Aer Lingus did not immediately return an email Wednesday seeking comment.

The Aer Lingus route — daily, except during the winter — is seen as key to economic development, making it easier for companies in the Hartford region to do business abroad in an increasingly global market. Connections from Dublin to 26 other European cities are also seen as attractive to leisure travelers.

The state has a big stake in the success of Aer Lingus service at Bradley, committing millions of dollars to guarantee shortfalls in revenue as Aer Lingus developed its business at Bradley. Aer Lingus said it would invest $50 million for the expansion at Bradley, including adding a Boeing 757, with 174 seats, to its fleet.

Airlines have suffered devastating losses in the pandemic and some experts have said air travel may not return to the levels prior to COVID-19 until 2023 or 2024.

Dillon said Aer Lingus was initially barred from all transatlantic travel to the U.S. at the start of the pandemic, but has begun offering reduced service to larger hubs such as New York where population sizes are larger.

Air Canada, another major international carrier at Bradley, also has suspended flights because the border with Canada remains closed except for essential travel.

“We’re in the same mode with Air Canada,” Dillon said. “They will certainly be back at the airport but that is dependent on restrictions being lifted as well as the demand for international travel to return.”

Through October, the count of passengers at Bradley — the total of those boarding and getting off planes — totaled 2.1 million, compared with 5.6 million for the same period in 2019.

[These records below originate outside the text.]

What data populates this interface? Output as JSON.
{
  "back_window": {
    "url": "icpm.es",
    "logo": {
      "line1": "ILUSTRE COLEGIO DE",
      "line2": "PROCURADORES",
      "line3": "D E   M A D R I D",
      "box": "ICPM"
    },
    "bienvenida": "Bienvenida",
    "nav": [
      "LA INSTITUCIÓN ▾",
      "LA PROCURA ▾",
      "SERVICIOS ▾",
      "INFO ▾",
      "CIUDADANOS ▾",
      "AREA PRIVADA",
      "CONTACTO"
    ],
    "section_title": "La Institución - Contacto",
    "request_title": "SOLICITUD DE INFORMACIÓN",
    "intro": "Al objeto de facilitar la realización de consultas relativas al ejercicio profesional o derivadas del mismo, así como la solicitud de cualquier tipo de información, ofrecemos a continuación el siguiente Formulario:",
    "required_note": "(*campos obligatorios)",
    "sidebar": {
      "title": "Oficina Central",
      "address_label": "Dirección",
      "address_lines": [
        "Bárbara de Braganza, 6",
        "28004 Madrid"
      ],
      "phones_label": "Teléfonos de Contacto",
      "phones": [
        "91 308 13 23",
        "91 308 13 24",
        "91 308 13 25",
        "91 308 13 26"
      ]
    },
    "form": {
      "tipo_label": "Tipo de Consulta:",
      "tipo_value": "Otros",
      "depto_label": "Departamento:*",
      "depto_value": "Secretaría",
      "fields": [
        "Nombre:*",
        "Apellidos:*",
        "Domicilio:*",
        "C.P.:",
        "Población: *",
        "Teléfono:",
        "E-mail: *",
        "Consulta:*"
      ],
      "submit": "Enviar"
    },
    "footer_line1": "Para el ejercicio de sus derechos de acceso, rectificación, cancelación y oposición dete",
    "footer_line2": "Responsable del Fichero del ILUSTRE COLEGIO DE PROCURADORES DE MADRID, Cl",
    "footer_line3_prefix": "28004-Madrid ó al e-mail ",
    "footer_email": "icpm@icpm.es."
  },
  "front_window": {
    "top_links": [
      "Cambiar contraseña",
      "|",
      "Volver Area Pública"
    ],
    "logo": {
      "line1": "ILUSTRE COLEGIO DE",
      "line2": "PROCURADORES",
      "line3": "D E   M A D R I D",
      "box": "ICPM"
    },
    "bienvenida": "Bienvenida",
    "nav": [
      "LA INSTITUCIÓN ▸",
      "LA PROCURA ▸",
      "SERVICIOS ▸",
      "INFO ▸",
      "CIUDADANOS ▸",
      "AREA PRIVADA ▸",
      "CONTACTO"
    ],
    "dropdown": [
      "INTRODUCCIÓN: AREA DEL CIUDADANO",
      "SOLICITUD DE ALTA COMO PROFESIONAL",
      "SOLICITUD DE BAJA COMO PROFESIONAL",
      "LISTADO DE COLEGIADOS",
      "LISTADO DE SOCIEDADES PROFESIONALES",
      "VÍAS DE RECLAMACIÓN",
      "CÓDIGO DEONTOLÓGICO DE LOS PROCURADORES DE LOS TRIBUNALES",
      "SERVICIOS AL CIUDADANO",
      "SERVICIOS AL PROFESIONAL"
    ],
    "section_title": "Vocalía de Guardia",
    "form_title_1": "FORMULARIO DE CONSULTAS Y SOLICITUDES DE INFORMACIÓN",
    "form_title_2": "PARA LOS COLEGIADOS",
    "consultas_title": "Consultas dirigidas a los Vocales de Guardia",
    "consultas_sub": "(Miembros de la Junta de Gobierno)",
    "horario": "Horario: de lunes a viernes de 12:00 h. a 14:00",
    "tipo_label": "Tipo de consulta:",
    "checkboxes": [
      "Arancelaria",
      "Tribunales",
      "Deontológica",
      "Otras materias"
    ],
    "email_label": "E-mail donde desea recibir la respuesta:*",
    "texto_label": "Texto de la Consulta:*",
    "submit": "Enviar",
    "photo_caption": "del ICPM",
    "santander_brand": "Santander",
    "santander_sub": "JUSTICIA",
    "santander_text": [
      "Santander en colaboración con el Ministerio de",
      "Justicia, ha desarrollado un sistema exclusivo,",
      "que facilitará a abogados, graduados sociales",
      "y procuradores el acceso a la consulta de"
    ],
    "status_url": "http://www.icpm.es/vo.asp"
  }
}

The total for 2020 represents a 63% decline compared with the year earlier, and would have been steeper if not for strong travel months in January and February, prior to the pandemic hitting, Dillon said.

Contact Kenneth R. Gosselin at